* **Exercise**
Go over the lines below, and when one contains the word "Redshift", copy it.

* **Task input**
━━━━━━━━━━

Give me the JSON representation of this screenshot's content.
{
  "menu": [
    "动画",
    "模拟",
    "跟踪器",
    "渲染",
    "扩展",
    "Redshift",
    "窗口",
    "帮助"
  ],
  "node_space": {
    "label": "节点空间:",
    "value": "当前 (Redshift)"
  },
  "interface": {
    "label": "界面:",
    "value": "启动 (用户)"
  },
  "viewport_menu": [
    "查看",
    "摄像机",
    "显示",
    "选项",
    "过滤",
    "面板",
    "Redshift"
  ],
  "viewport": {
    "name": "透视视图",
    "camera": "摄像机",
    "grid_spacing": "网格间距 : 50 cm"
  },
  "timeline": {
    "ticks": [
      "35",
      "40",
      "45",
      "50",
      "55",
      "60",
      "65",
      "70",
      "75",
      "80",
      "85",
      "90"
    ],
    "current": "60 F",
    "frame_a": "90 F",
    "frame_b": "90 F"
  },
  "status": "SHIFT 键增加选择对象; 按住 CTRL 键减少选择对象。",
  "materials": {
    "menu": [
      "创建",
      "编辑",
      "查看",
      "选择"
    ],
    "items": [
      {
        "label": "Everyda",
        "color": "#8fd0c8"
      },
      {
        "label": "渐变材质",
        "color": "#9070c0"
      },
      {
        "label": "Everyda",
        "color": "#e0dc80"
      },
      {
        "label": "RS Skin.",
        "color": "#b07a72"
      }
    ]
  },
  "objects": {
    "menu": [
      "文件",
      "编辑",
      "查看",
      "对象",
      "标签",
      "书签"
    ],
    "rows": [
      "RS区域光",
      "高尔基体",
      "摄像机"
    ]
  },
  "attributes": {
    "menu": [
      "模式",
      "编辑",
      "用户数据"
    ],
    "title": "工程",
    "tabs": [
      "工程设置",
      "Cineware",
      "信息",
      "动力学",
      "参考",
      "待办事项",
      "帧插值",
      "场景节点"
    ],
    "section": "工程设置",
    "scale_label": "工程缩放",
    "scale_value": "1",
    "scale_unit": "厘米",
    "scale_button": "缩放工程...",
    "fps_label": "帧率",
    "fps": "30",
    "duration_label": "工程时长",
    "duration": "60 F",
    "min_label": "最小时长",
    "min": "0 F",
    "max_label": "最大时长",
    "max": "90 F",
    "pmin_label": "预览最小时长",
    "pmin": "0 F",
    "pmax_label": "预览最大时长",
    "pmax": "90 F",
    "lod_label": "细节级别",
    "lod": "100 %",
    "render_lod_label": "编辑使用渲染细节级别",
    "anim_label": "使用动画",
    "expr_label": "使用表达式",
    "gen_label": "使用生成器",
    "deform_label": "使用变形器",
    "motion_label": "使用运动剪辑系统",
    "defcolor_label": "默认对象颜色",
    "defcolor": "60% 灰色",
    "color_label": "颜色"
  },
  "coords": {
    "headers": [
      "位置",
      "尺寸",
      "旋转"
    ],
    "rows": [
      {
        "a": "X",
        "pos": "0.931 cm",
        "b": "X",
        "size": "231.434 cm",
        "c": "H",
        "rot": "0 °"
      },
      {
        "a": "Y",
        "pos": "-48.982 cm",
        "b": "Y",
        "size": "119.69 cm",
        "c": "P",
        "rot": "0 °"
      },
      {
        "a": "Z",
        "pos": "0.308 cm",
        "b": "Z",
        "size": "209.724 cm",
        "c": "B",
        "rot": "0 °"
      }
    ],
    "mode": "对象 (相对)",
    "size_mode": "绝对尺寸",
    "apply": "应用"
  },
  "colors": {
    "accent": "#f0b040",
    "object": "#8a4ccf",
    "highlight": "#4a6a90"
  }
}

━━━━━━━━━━

* **Answer area**
    "Redshift",
    "value": "当前 (Redshift)"
    "Redshift"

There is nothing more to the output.